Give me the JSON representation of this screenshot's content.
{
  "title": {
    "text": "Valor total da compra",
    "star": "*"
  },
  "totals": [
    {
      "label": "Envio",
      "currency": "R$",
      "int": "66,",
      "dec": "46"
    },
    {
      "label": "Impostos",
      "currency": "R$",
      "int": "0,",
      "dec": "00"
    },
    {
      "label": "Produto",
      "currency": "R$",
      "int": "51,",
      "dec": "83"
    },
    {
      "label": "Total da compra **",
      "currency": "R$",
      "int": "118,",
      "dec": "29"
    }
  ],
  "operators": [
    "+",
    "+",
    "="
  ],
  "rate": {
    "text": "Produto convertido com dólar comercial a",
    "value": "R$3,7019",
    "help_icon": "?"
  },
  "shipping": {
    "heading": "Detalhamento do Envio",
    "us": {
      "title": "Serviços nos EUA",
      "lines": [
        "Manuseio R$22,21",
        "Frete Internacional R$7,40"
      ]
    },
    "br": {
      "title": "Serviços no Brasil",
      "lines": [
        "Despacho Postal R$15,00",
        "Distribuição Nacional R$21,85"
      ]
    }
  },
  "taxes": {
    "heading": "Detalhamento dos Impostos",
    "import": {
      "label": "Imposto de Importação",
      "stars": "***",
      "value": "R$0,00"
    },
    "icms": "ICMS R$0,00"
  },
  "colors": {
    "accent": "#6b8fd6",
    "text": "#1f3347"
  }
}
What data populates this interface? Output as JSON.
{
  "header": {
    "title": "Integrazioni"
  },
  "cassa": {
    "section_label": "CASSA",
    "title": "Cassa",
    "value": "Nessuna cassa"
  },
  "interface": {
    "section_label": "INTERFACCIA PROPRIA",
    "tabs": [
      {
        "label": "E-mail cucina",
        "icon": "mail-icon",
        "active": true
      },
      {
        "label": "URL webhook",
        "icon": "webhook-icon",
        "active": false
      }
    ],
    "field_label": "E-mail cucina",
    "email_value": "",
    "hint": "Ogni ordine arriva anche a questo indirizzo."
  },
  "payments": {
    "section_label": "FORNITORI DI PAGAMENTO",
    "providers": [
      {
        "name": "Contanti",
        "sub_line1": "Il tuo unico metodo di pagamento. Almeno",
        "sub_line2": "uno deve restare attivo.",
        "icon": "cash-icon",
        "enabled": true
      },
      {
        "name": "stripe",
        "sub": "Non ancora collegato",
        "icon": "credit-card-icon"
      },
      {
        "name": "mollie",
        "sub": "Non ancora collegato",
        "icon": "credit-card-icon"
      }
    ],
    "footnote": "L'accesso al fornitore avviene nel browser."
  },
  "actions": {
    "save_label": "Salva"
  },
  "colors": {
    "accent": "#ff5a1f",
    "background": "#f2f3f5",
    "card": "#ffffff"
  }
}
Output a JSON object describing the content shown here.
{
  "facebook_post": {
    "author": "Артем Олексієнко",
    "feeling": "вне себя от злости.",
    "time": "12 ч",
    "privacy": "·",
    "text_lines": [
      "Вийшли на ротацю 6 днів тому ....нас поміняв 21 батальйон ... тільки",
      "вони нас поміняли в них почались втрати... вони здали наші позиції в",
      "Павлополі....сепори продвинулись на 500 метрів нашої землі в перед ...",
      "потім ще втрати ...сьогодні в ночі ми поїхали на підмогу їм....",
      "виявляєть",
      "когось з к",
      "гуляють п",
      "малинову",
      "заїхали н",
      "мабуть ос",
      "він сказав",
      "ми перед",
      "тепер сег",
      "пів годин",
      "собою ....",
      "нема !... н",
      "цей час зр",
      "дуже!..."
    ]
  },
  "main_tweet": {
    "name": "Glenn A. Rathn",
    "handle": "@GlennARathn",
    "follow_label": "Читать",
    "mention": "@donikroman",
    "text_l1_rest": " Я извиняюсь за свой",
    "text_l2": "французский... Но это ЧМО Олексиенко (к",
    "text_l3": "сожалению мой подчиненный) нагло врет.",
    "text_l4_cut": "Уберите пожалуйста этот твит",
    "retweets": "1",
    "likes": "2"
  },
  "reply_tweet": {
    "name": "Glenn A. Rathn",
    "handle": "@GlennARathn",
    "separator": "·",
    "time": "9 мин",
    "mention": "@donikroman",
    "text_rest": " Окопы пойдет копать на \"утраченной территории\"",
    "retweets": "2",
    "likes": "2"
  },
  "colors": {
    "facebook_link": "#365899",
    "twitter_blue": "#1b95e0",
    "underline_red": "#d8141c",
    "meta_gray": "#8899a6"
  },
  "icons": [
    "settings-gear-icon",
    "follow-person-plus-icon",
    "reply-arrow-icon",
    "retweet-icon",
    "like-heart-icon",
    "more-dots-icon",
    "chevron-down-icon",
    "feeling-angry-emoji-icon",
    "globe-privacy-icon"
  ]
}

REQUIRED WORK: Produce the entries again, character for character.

RESPONSE TO THIS EXERCISE:
Give me the JSON representation of this screenshot's content.
{
  "title": {
    "text": "Valor total da compra",
    "star": "*"
  },
  "totals": [
    {
      "label": "Envio",
      "currency": "R$",
      "int": "66,",
      "dec": "46"
    },
    {
      "label": "Impostos",
      "currency": "R$",
      "int": "0,",
      "dec": "00"
    },
    {
      "label": "Produto",
      "currency": "R$",
      "int": "51,",
      "dec": "83"
    },
    {
      "label": "Total da compra **",
      "currency": "R$",
      "int": "118,",
      "dec": "29"
    }
  ],
  "operators": [
    "+",
    "+",
    "="
  ],
  "rate": {
    "text": "Produto convertido com dólar comercial a",
    "value": "R$3,7019",
    "help_icon": "?"
  },
  "shipping": {
    "heading": "Detalhamento do Envio",
    "us": {
      "title": "Serviços nos EUA",
      "lines": [
        "Manuseio R$22,21",
        "Frete Internacional R$7,40"
      ]
    },
    "br": {
      "title": "Serviços no Brasil",
      "lines": [
        "Despacho Postal R$15,00",
        "Distribuição Nacional R$21,85"
      ]
    }
  },
  "taxes": {
    "heading": "Detalhamento dos Impostos",
    "import": {
      "label": "Imposto de Importação",
      "stars": "***",
      "value": "R$0,00"
    },
    "icms": "ICMS R$0,00"
  },
  "colors": {
    "accent": "#6b8fd6",
    "text": "#1f3347"
  }
}
What data populates this interface? Output as JSON.
{
  "header": {
    "title": "Integrazioni"
  },
  "cassa": {
    "section_label": "CASSA",
    "title": "Cassa",
    "value": "Nessuna cassa"
  },
  "interface": {
    "section_label": "INTERFACCIA PROPRIA",
    "tabs": [
      {
        "label": "E-mail cucina",
        "icon": "mail-icon",
        "active": true
      },
      {
        "label": "URL webhook",
        "icon": "webhook-icon",
        "active": false
      }
    ],
    "field_label": "E-mail cucina",
    "email_value": "",
    "hint": "Ogni ordine arriva anche a questo indirizzo."
  },
  "payments": {
    "section_label": "FORNITORI DI PAGAMENTO",
    "providers": [
      {
        "name": "Contanti",
        "sub_line1": "Il tuo unico metodo di pagamento. Almeno",
        "sub_line2": "uno deve restare attivo.",
        "icon": "cash-icon",
        "enabled": true
      },
      {
        "name": "stripe",
        "sub": "Non ancora collegato",
        "icon": "credit-card-icon"
      },
      {
        "name": "mollie",
        "sub": "Non ancora collegato",
        "icon": "credit-card-icon"
      }
    ],
    "footnote": "L'accesso al fornitore avviene nel browser."
  },
  "actions": {
    "save_label": "Salva"
  },
  "colors": {
    "accent": "#ff5a1f",
    "background": "#f2f3f5",
    "card": "#ffffff"
  }
}
Output a JSON object describing the content shown here.
{
  "facebook_post": {
    "author": "Артем Олексієнко",
    "feeling": "вне себя от злости.",
    "time": "12 ч",
    "privacy": "·",
    "text_lines": [
      "Вийшли на ротацю 6 днів тому ....нас поміняв 21 батальйон ... тільки",
      "вони нас поміняли в них почались втрати... вони здали наші позиції в",
      "Павлополі....сепори продвинулись на 500 метрів нашої землі в перед ...",
      "потім ще втрати ...сьогодні в ночі ми поїхали на підмогу їм....",
      "виявляєть",
      "когось з к",
      "гуляють п",
      "малинову",
      "заїхали н",
      "мабуть ос",
      "він сказав",
      "ми перед",
      "тепер сег",
      "пів годин",
      "собою ....",
      "нема !... н",
      "цей час зр",
      "дуже!..."
    ]
  },
  "main_tweet": {
    "name": "Glenn A. Rathn",
    "handle": "@GlennARathn",
    "follow_label": "Читать",
    "mention": "@donikroman",
    "text_l1_rest": " Я извиняюсь за свой",
    "text_l2": "французский... Но это ЧМО Олексиенко (к",
    "text_l3": "сожалению мой подчиненный) нагло врет.",
    "text_l4_cut": "Уберите пожалуйста этот твит",
    "retweets": "1",
    "likes": "2"
  },
  "reply_tweet": {
    "name": "Glenn A. Rathn",
    "handle": "@GlennARathn",
    "separator": "·",
    "time": "9 мин",
    "mention": "@donikroman",
    "text_rest": " Окопы пойдет копать на \"утраченной территории\"",
    "retweets": "2",
    "likes": "2"
  },
  "colors": {
    "facebook_link": "#365899",
    "twitter_blue": "#1b95e0",
    "underline_red": "#d8141c",
    "meta_gray": "#8899a6"
  },
  "icons": [
    "settings-gear-icon",
    "follow-person-plus-icon",
    "reply-arrow-icon",
    "retweet-icon",
    "like-heart-icon",
    "more-dots-icon",
    "chevron-down-icon",
    "feeling-angry-emoji-icon",
    "globe-privacy-icon"
  ]
}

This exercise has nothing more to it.